  • -2.2% MoM

New listings: 3,960

  • -17.5% YoY
  • -16% MoM

Active listings: 9,662

  • +7.3% YoY
  • -6% MoM

“With inflationary pressure and interest rates on the rise, home buyer and seller activity shifted below our long-term seasonal averages this summer,” said Andrew Lis, REBGV Director, economics and data analytics. “Homebuyers and sellers are taking more time to assess what this changing landscape means for their housing needs.”

Source: Real Estate Board of Greater Vancouver (REBGV)

Montreal Census Metropolitan Area

Montreal housing statistics

Home Sales: 2,681

  • -20% YoY
  • -13% MoM

Median Price (single-family detached): $525,000

  • +5% YoY
  • -4.5% MoM

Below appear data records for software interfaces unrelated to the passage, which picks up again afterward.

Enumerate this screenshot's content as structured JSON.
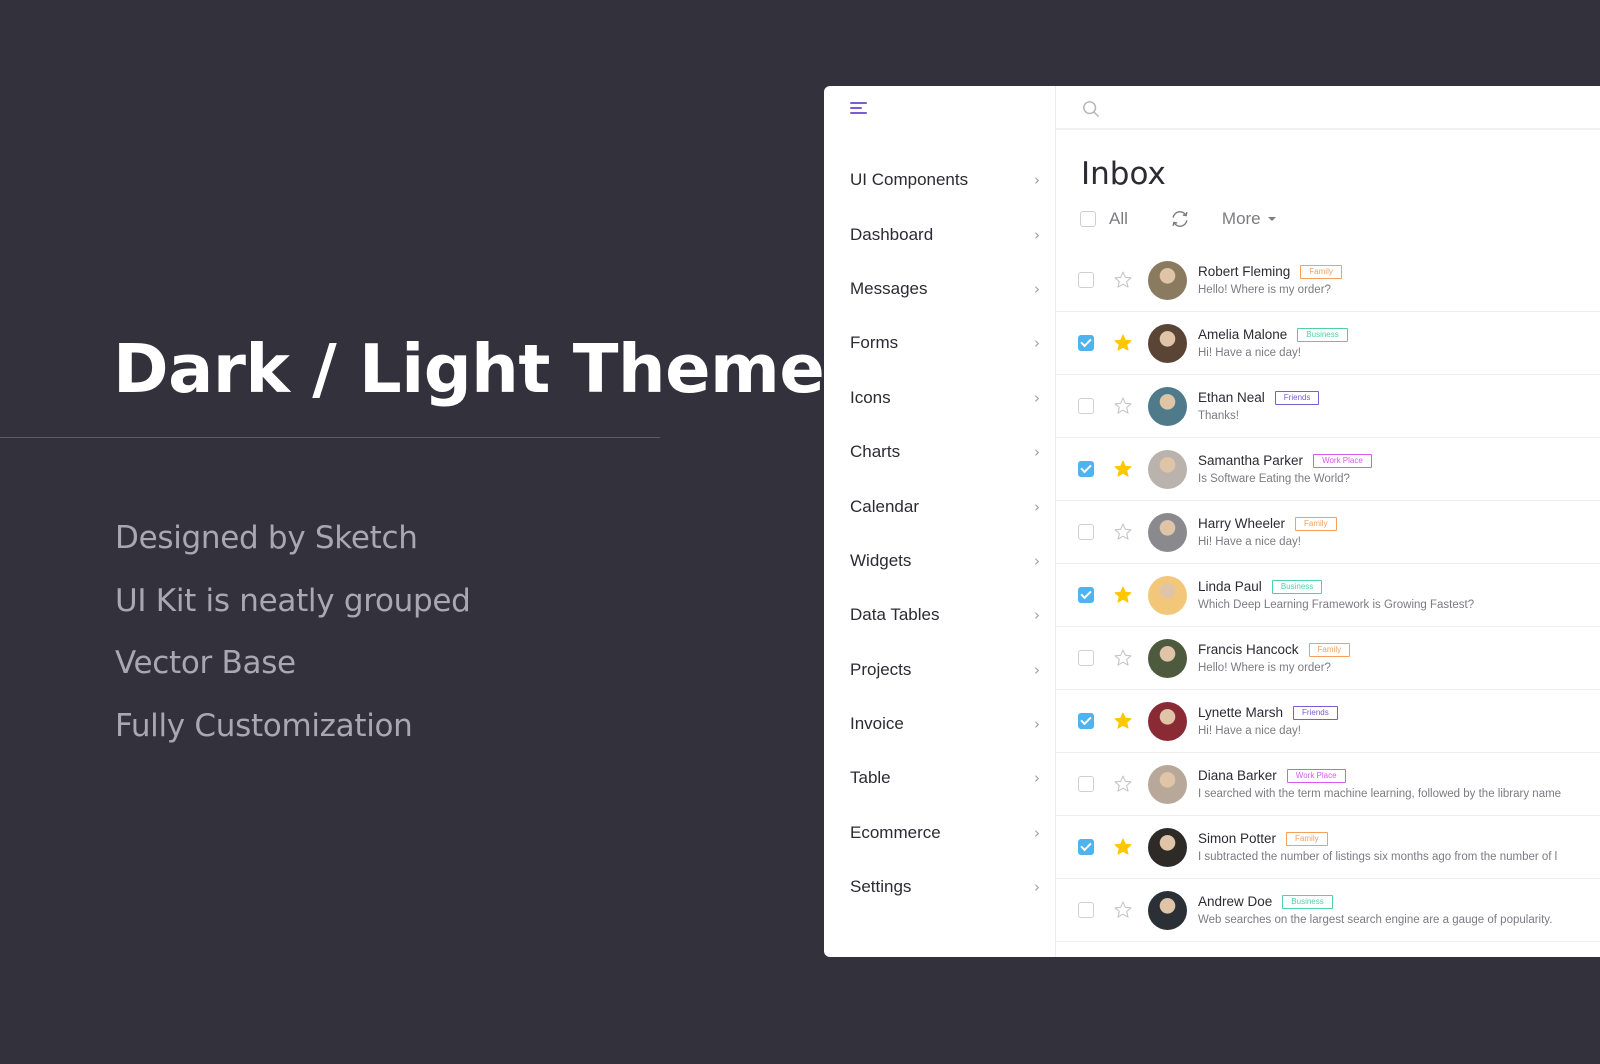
{
  "hero": {
    "title": "Dark / Light Theme",
    "features": [
      "Designed by Sketch",
      "UI Kit is neatly grouped",
      "Vector Base",
      "Fully Customization"
    ]
  },
  "colors": {
    "background": "#33313b",
    "accent": "#7c5bd6",
    "checkbox_checked": "#4fb3f0",
    "star_active": "#ffc700",
    "tag_family": "#f5a05c",
    "tag_business": "#4fd1a3",
    "tag_friends": "#7c5bd6",
    "tag_workplace": "#d65bf0"
  },
  "sidebar": {
    "items": [
      {
        "label": "UI Components"
      },
      {
        "label": "Dashboard"
      },
      {
        "label": "Messages"
      },
      {
        "label": "Forms"
      },
      {
        "label": "Icons"
      },
      {
        "label": "Charts"
      },
      {
        "label": "Calendar"
      },
      {
        "label": "Widgets"
      },
      {
        "label": "Data Tables"
      },
      {
        "label": "Projects"
      },
      {
        "label": "Invoice"
      },
      {
        "label": "Table"
      },
      {
        "label": "Ecommerce"
      },
      {
        "label": "Settings"
      }
    ]
  },
  "inbox": {
    "title": "Inbox",
    "all_label": "All",
    "more_label": "More",
    "messages": [
      {
        "name": "Robert Fleming",
        "tag": "Family",
        "tag_type": "family",
        "text": "Hello! Where is my order?",
        "checked": false,
        "starred": false,
        "avatar_color": "#8a7a60"
      },
      {
        "name": "Amelia Malone",
        "tag": "Business",
        "tag_type": "business",
        "text": "Hi! Have a nice day!",
        "checked": true,
        "starred": true,
        "avatar_color": "#5a4435"
      },
      {
        "name": "Ethan Neal",
        "tag": "Friends",
        "tag_type": "friends",
        "text": "Thanks!",
        "checked": false,
        "starred": false,
        "avatar_color": "#4f7a8a"
      },
      {
        "name": "Samantha Parker",
        "tag": "Work Place",
        "tag_type": "workplace",
        "text": "Is Software Eating the World?",
        "checked": true,
        "starred": true,
        "avatar_color": "#b9b2ad"
      },
      {
        "name": "Harry Wheeler",
        "tag": "Family",
        "tag_type": "family",
        "text": "Hi! Have a nice day!",
        "checked": false,
        "starred": false,
        "avatar_color": "#8a8a8e"
      },
      {
        "name": "Linda Paul",
        "tag": "Business",
        "tag_type": "business",
        "text": "Which Deep Learning Framework is Growing Fastest?",
        "checked": true,
        "starred": true,
        "avatar_color": "#f3c77a"
      },
      {
        "name": "Francis Hancock",
        "tag": "Family",
        "tag_type": "family",
        "text": "Hello! Where is my order?",
        "checked": false,
        "starred": false,
        "avatar_color": "#4e5a3e"
      },
      {
        "name": "Lynette Marsh",
        "tag": "Friends",
        "tag_type": "friends",
        "text": "Hi! Have a nice day!",
        "checked": true,
        "starred": true,
        "avatar_color": "#8a2a35"
      },
      {
        "name": "Diana Barker",
        "tag": "Work Place",
        "tag_type": "workplace",
        "text": "I searched with the term machine learning, followed by the library name",
        "checked": false,
        "starred": false,
        "avatar_color": "#b8a89a"
      },
      {
        "name": "Simon Potter",
        "tag": "Family",
        "tag_type": "family",
        "text": "I subtracted the number of listings six months ago from the number of l",
        "checked": true,
        "starred": true,
        "avatar_color": "#2e2a28"
      },
      {
        "name": "Andrew Doe",
        "tag": "Business",
        "tag_type": "business",
        "text": "Web searches on the largest search engine are a gauge of popularity.",
        "checked": false,
        "starred": false,
        "avatar_color": "#2a3036"
      }
    ]
  }
}
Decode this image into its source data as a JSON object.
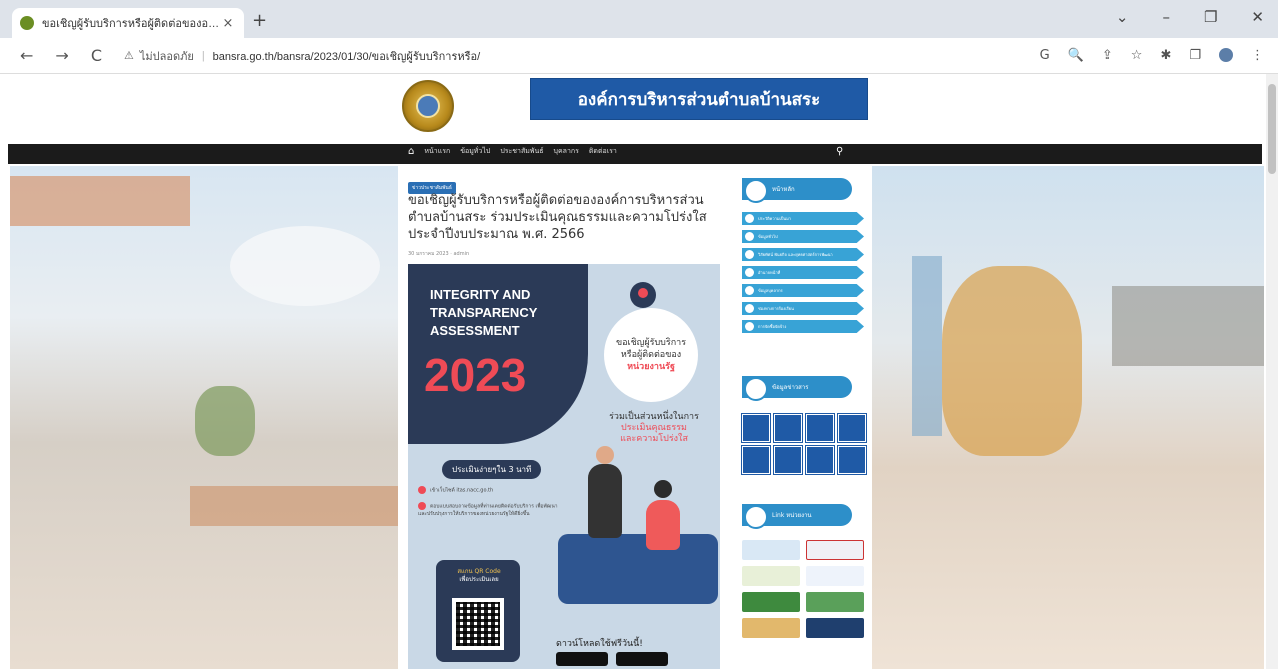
{
  "browser": {
    "tab_title": "ขอเชิญผู้รับบริการหรือผู้ติดต่อขององค์",
    "tab_close": "×",
    "new_tab": "+",
    "window_controls": [
      "⌄",
      "–",
      "❐",
      "✕"
    ],
    "nav": [
      "←",
      "→",
      "C"
    ],
    "security_label": "ไม่ปลอดภัย",
    "url": "bansra.go.th/bansra/2023/01/30/ขอเชิญผู้รับบริการหรือ/",
    "toolbar_icons": [
      "G",
      "🔍",
      "⇪",
      "☆",
      "✱",
      "❐"
    ]
  },
  "site": {
    "banner": "องค์การบริหารส่วนตำบลบ้านสระ",
    "menu": [
      "หน้าแรก",
      "ข้อมูทั่วไป",
      "ประชาสัมพันธ์",
      "บุคลากร",
      "ติดต่อเรา"
    ],
    "home_icon": "⌂",
    "search_icon": "⚲"
  },
  "post": {
    "category": "ข่าวประชาสัมพันธ์",
    "title": "ขอเชิญผู้รับบริการหรือผู้ติดต่อขององค์การบริหารส่วนตำบลบ้านสระ ร่วมประเมินคุณธรรมและความโปร่งใส ประจำปีงบประมาณ พ.ศ. 2566",
    "meta": "30 มกราคม 2023 · admin"
  },
  "poster": {
    "heading_line1": "INTEGRITY AND",
    "heading_line2": "TRANSPARENCY",
    "heading_line3": "ASSESSMENT",
    "year": "2023",
    "bubble_line1": "ขอเชิญผู้รับบริการ",
    "bubble_line2": "หรือผู้ติดต่อของ",
    "bubble_line3": "หน่วยงานรัฐ",
    "right_line1": "ร่วมเป็นส่วนหนึ่งในการ",
    "right_line2": "ประเมินคุณธรรม",
    "right_line3": "และความโปร่งใส",
    "pill": "ประเมินง่ายๆใน 3 นาที",
    "step1": "เข้าเว็บไซต์ itas.nacc.go.th",
    "step2": "ตอบแบบสอบถามข้อมูลที่ท่านเคยติดต่อรับบริการ เพื่อพัฒนาและปรับปรุงการให้บริการของหน่วยงานรัฐให้ดียิ่งขึ้น",
    "qr_line1": "สแกน QR Code",
    "qr_line2": "เพื่อประเมินเลย",
    "download": "ดาวน์โหลดใช้ฟรีวันนี้!"
  },
  "sidebar": {
    "section1": "หน้าหลัก",
    "links": [
      "ประวัติความเป็นมา",
      "ข้อมูลทั่วไป",
      "วิสัยทัศน์ พันธกิจ และยุทธศาสตร์การพัฒนา",
      "อำนาจหน้าที่",
      "ข้อมูลบุคลากร",
      "ช่องทางการร้องเรียน",
      "การจัดซื้อจัดจ้าง"
    ],
    "section2": "ข้อมูลข่าวสาร",
    "section3": "Link หน่วยงาน",
    "link_colors": [
      "#d9e8f5",
      "#f0f0f5",
      "#e8f0d8",
      "#eef3fb",
      "#3e8a3e",
      "#5aa05a",
      "#e2b86c",
      "#1f3f6e"
    ]
  },
  "colors": {
    "banner": "#1f5aa6",
    "accent": "#2d8fc9",
    "poster_dark": "#2b3a57",
    "poster_red": "#ef4b56"
  }
}
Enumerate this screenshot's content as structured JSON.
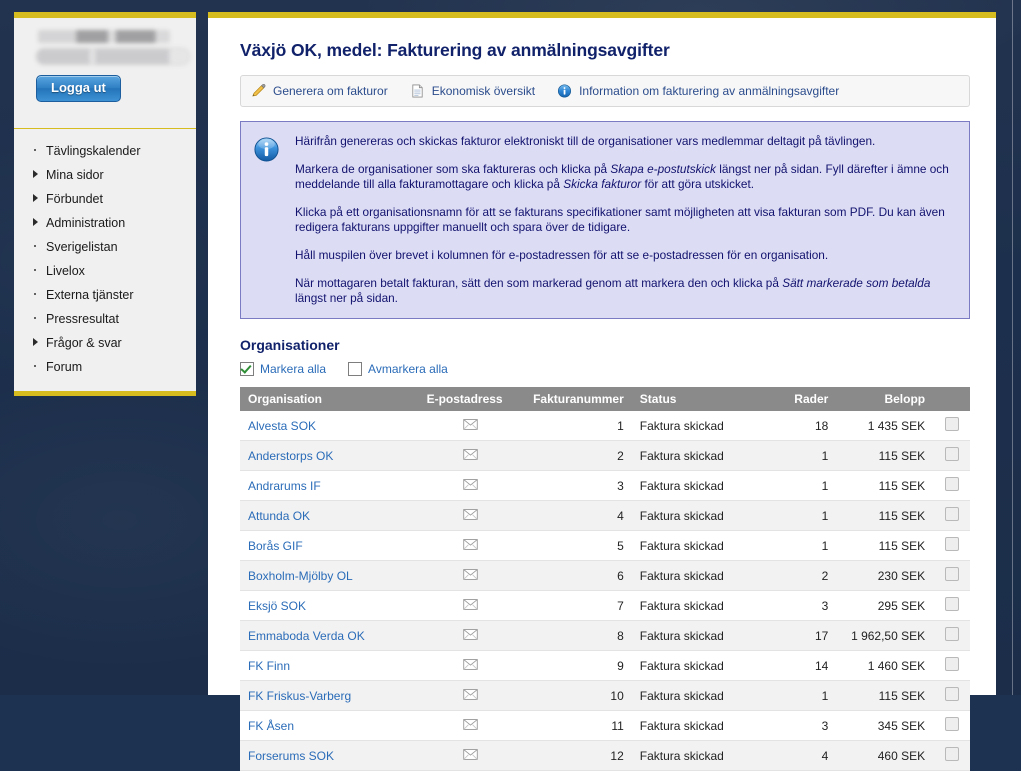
{
  "sidebar": {
    "greeting_redacted": "",
    "greeting_sub_redacted": "",
    "logout_label": "Logga ut",
    "items": [
      {
        "label": "Tävlingskalender",
        "marker": "dot"
      },
      {
        "label": "Mina sidor",
        "marker": "arrow"
      },
      {
        "label": "Förbundet",
        "marker": "arrow"
      },
      {
        "label": "Administration",
        "marker": "arrow"
      },
      {
        "label": "Sverigelistan",
        "marker": "dot"
      },
      {
        "label": "Livelox",
        "marker": "dot"
      },
      {
        "label": "Externa tjänster",
        "marker": "dot"
      },
      {
        "label": "Pressresultat",
        "marker": "dot"
      },
      {
        "label": "Frågor & svar",
        "marker": "arrow"
      },
      {
        "label": "Forum",
        "marker": "dot"
      }
    ]
  },
  "main": {
    "title": "Växjö OK, medel: Fakturering av anmälningsavgifter",
    "toolbar": [
      {
        "label": "Generera om fakturor",
        "icon": "pencil-icon"
      },
      {
        "label": "Ekonomisk översikt",
        "icon": "document-icon"
      },
      {
        "label": "Information om fakturering av anmälningsavgifter",
        "icon": "info-icon"
      }
    ],
    "infobox": {
      "icon": "info-icon",
      "paragraphs": [
        {
          "parts": [
            {
              "text": "Härifrån genereras och skickas fakturor elektroniskt till de organisationer vars medlemmar deltagit på tävlingen.",
              "italic": false
            }
          ]
        },
        {
          "parts": [
            {
              "text": "Markera de organisationer som ska faktureras och klicka på ",
              "italic": false
            },
            {
              "text": "Skapa e-postutskick",
              "italic": true
            },
            {
              "text": " längst ner på sidan. Fyll därefter i ämne och meddelande till alla fakturamottagare och klicka på ",
              "italic": false
            },
            {
              "text": "Skicka fakturor",
              "italic": true
            },
            {
              "text": " för att göra utskicket.",
              "italic": false
            }
          ]
        },
        {
          "parts": [
            {
              "text": "Klicka på ett organisationsnamn för att se fakturans specifikationer samt möjligheten att visa fakturan som PDF. Du kan även redigera fakturans uppgifter manuellt och spara över de tidigare.",
              "italic": false
            }
          ]
        },
        {
          "parts": [
            {
              "text": "Håll muspilen över brevet i kolumnen för e-postadressen för att se e-postadressen för en organisation.",
              "italic": false
            }
          ]
        },
        {
          "parts": [
            {
              "text": "När mottagaren betalt fakturan, sätt den som markerad genom att markera den och klicka på ",
              "italic": false
            },
            {
              "text": "Sätt markerade som betalda",
              "italic": true
            },
            {
              "text": " längst ner på sidan.",
              "italic": false
            }
          ]
        }
      ]
    },
    "section_title": "Organisationer",
    "select_all_label": "Markera alla",
    "deselect_all_label": "Avmarkera alla",
    "select_all_checked": true,
    "deselect_all_checked": false,
    "table": {
      "columns": [
        "Organisation",
        "E-postadress",
        "Fakturanummer",
        "Status",
        "Rader",
        "Belopp",
        ""
      ],
      "rows": [
        {
          "org": "Alvesta SOK",
          "email_icon": "envelope-icon",
          "invoice": "1",
          "status": "Faktura skickad",
          "rows": "18",
          "amount": "1 435 SEK",
          "checked": false
        },
        {
          "org": "Anderstorps OK",
          "email_icon": "envelope-icon",
          "invoice": "2",
          "status": "Faktura skickad",
          "rows": "1",
          "amount": "115 SEK",
          "checked": false
        },
        {
          "org": "Andrarums IF",
          "email_icon": "envelope-icon",
          "invoice": "3",
          "status": "Faktura skickad",
          "rows": "1",
          "amount": "115 SEK",
          "checked": false
        },
        {
          "org": "Attunda OK",
          "email_icon": "envelope-icon",
          "invoice": "4",
          "status": "Faktura skickad",
          "rows": "1",
          "amount": "115 SEK",
          "checked": false
        },
        {
          "org": "Borås GIF",
          "email_icon": "envelope-icon",
          "invoice": "5",
          "status": "Faktura skickad",
          "rows": "1",
          "amount": "115 SEK",
          "checked": false
        },
        {
          "org": "Boxholm-Mjölby OL",
          "email_icon": "envelope-icon",
          "invoice": "6",
          "status": "Faktura skickad",
          "rows": "2",
          "amount": "230 SEK",
          "checked": false
        },
        {
          "org": "Eksjö SOK",
          "email_icon": "envelope-icon",
          "invoice": "7",
          "status": "Faktura skickad",
          "rows": "3",
          "amount": "295 SEK",
          "checked": false
        },
        {
          "org": "Emmaboda Verda OK",
          "email_icon": "envelope-icon",
          "invoice": "8",
          "status": "Faktura skickad",
          "rows": "17",
          "amount": "1 962,50 SEK",
          "checked": false
        },
        {
          "org": "FK Finn",
          "email_icon": "envelope-icon",
          "invoice": "9",
          "status": "Faktura skickad",
          "rows": "14",
          "amount": "1 460 SEK",
          "checked": false
        },
        {
          "org": "FK Friskus-Varberg",
          "email_icon": "envelope-icon",
          "invoice": "10",
          "status": "Faktura skickad",
          "rows": "1",
          "amount": "115 SEK",
          "checked": false
        },
        {
          "org": "FK Åsen",
          "email_icon": "envelope-icon",
          "invoice": "11",
          "status": "Faktura skickad",
          "rows": "3",
          "amount": "345 SEK",
          "checked": false
        },
        {
          "org": "Forserums SOK",
          "email_icon": "envelope-icon",
          "invoice": "12",
          "status": "Faktura skickad",
          "rows": "4",
          "amount": "460 SEK",
          "checked": false
        }
      ]
    }
  },
  "colors": {
    "backdrop": "#1d3150",
    "accent_yellow": "#d6bc1f",
    "heading_blue": "#11226b",
    "link_blue": "#2b6cb8",
    "info_bg": "#dcdcf5",
    "info_border": "#7b7bc4",
    "table_header_bg": "#8a8a8a",
    "button_blue": "#2f7fc4"
  }
}
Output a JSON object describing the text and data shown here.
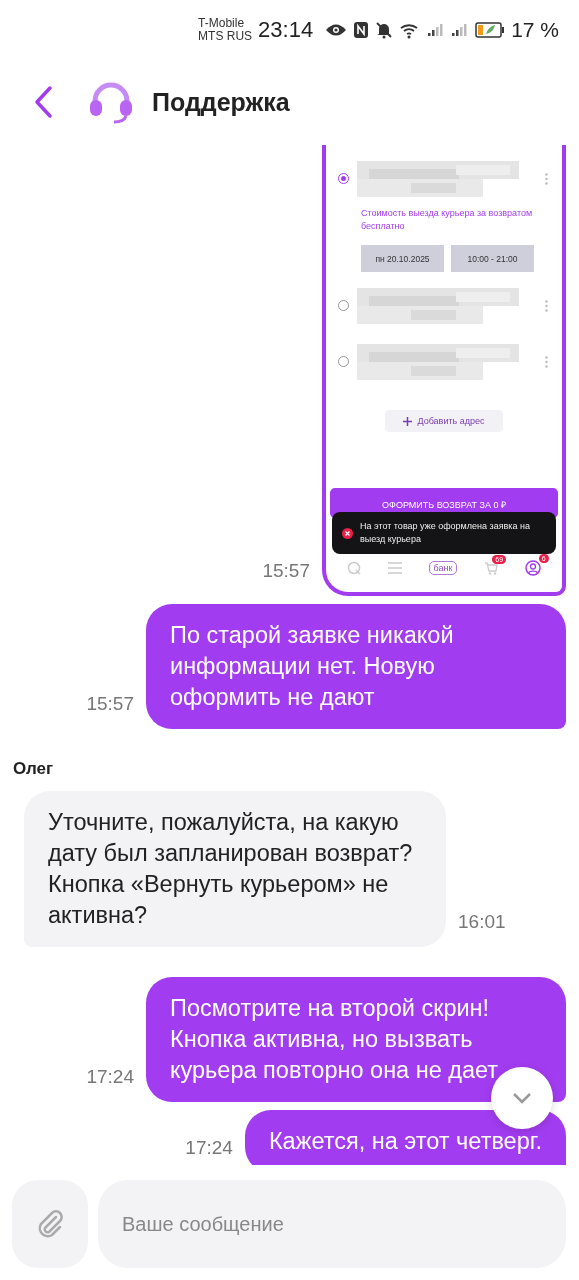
{
  "status_bar": {
    "carriers": [
      "T-Mobile",
      "MTS RUS"
    ],
    "time": "23:14",
    "battery": "17 %"
  },
  "header": {
    "title": "Поддержка"
  },
  "messages": [
    {
      "kind": "screenshot",
      "outgoing": true,
      "time": "15:57",
      "screen": {
        "addresses": [
          {
            "selected": true,
            "note": "Стоимость выезда курьера за возвратом бесплатно",
            "date": "пн 20.10.2025",
            "slot": "10:00 - 21:00"
          },
          {
            "selected": false
          },
          {
            "selected": false
          }
        ],
        "add_address": "Добавить адрес",
        "submit": "ОФОРМИТЬ ВОЗВРАТ ЗА 0 ₽",
        "toast": "На этот товар уже оформлена заявка на выезд курьера",
        "nav": {
          "bank": "банк",
          "cart_badge": "69",
          "profile_badge": "6"
        }
      }
    },
    {
      "kind": "text",
      "outgoing": true,
      "time": "15:57",
      "text": "По старой заявке никакой информации нет. Новую оформить не дают"
    },
    {
      "kind": "text",
      "outgoing": false,
      "sender": "Олег",
      "time": "16:01",
      "text": "Уточните, пожалуйста, на какую дату был запланирован возврат? Кнопка «Вернуть курьером» не активна?"
    },
    {
      "kind": "text",
      "outgoing": true,
      "time": "17:24",
      "text": "Посмотрите на второй скрин! Кнопка активна, но вызвать курьера повторно она не дает"
    },
    {
      "kind": "text",
      "outgoing": true,
      "time": "17:24",
      "text": "Кажется, на этот четверг."
    }
  ],
  "composer": {
    "placeholder": "Ваше сообщение"
  }
}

Average Price (condo): $385,000

  • +3% YoY
  • -1.6% MoM

New listings: 5,211

  • +18% YoY
  • +6% MoM

Active listings: 13,715

  • +37% YoY
  • +8% MoM

“The magnitude of the increase in mortgage interest rates is beginning to be reflected in a more incisive way, with transactional activity slowing down further and the inventory of properties put up for sale building up,” said Charles Brant, Director of the QPAREB’s Market Analysis Department. “The market’s re-balancing process is therefore underway, albeit in a much more gradual manner than in the other Canadian metropolises, reflected in a shift in the ratio of sales per new listings and a rapid decline in the proportion of sales of properties that were concluded after overbidding.”

Source: Quebec Professional Association of Real Estate Brokers (QPAREB)


Calgary housing statistics

Sales: 2,135

  • -0.5% YoY
  • -5% MoM

Benchmark Price (all housing types): $531,800

  • +11% YoY
  • -1.5% MoM

New listings: 2,719

  • -4% YoY
  • -14% MoM

Active listings: 4,782

  • -21% YoY
  • -10% MoM

“While higher lending rates have slowed activity in the detached market, we are still seeing homebuyers shift to more affordable options, which is keeping sales activity relatively strong,” said CREB Chief Economist Ann-Marie Lurie. “This makes Calgary different than some of the larger cities in the country, which have recorded significant pullbacks in sales.”

Source: Calgary Real Estate Board (CREB)


Ottawa housing statistics

Sales: 1,137

  • -27% YoY
  • +2.4% MoM

Average Price (residential property): $716,354

  • +5% YoY
  • -7% MoM

Average Price (condominium): $425,694

  • +1% YoY
  • -3% MoM

New Listings: 2,338

  • -4.8% YoY
  • -10% MoM

“August is a traditionally slower month in Ottawa’s resale market ebb and flow cycle due to summer vacations. Compounding the slowdown in market activity, Buyers are uncertain about their purchasing power given impending additional interest rate hikes,” said Ottawa Real Estate Board President Penny Torontow. “The lightning speed at which homes were selling at the start of 2022 is a thing of the past, evidenced by Days on Market (DOMs) inching closer to that 30-day mark.”

Source: Ottawa Real Estate Board (OREB)